## What the task requires
Using the records below, filter out every line that lacks "user" and copy the rest.

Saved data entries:
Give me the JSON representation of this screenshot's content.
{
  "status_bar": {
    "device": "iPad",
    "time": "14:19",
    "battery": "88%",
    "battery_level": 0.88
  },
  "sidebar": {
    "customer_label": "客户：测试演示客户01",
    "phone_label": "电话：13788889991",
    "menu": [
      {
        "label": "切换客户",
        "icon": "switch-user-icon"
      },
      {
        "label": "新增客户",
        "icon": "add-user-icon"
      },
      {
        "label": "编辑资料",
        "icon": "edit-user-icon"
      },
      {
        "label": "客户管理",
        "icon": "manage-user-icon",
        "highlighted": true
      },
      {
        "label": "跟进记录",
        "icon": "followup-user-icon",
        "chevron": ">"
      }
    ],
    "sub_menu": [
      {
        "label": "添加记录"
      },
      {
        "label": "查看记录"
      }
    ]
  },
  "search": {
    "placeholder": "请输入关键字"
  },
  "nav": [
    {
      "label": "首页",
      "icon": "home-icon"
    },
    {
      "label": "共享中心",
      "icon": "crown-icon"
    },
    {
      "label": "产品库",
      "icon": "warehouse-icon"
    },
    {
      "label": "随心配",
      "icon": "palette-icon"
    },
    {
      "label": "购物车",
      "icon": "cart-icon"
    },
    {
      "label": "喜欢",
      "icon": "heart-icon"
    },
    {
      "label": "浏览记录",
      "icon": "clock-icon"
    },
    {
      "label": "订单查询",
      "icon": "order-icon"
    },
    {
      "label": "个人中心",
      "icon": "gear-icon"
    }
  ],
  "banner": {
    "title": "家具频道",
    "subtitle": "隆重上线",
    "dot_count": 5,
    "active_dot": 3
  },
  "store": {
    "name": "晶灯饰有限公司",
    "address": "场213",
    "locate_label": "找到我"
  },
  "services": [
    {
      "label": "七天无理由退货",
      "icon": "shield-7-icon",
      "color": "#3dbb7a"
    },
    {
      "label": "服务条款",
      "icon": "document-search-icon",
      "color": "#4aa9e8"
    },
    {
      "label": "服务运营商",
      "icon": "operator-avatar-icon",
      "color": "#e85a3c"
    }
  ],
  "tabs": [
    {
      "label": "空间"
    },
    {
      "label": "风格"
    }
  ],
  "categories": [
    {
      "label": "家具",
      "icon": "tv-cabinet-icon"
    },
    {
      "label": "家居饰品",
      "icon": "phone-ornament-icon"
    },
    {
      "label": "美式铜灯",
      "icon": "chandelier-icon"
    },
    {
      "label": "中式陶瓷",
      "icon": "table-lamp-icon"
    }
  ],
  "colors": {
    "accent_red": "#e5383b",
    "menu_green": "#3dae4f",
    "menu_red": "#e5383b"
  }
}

## Answer to this exercise
        "icon": "switch-user-icon"
        "icon": "add-user-icon"
        "icon": "edit-user-icon"
        "icon": "manage-user-icon",
        "icon": "followup-user-icon",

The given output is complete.